BEGIN

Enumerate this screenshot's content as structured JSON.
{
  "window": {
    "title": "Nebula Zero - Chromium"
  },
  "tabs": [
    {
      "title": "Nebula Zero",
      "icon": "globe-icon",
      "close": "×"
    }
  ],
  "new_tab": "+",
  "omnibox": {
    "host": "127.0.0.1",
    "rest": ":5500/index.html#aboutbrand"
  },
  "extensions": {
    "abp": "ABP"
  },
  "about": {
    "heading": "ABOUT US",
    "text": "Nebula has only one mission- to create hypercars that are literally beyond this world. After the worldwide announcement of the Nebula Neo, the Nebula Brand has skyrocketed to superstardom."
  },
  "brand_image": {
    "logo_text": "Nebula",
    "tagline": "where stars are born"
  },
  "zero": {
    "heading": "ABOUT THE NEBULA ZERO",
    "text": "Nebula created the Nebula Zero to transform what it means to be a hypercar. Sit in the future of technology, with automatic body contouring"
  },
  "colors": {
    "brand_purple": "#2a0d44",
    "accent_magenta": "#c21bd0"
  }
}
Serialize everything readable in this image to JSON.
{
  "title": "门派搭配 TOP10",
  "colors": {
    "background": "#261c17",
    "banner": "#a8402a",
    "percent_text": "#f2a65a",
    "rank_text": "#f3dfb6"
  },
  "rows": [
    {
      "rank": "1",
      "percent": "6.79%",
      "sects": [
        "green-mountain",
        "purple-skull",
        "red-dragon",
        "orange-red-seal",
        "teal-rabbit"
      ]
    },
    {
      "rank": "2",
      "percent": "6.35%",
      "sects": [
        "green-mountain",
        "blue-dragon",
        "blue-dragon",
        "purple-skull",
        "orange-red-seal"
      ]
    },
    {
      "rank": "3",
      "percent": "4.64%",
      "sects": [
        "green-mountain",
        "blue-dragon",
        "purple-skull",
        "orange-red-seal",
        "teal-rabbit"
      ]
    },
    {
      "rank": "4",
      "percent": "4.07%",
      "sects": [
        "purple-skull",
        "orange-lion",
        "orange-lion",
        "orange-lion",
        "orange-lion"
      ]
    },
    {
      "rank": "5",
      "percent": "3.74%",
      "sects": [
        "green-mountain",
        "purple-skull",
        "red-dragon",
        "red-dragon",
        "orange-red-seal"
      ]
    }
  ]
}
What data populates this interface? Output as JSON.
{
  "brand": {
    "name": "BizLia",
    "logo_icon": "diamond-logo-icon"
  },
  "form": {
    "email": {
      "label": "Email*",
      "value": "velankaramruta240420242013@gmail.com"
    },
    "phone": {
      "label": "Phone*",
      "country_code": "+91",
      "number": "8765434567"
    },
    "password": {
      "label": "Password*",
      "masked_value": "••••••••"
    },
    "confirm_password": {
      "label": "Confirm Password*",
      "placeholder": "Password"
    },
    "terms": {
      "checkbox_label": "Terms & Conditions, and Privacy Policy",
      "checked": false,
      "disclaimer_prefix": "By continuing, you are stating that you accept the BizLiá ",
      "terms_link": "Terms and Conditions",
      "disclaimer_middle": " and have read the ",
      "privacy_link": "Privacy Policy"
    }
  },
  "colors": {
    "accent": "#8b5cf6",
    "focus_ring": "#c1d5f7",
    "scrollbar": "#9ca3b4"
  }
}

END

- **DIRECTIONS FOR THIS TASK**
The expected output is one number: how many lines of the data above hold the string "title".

- **WRITTEN RESPONSE**
3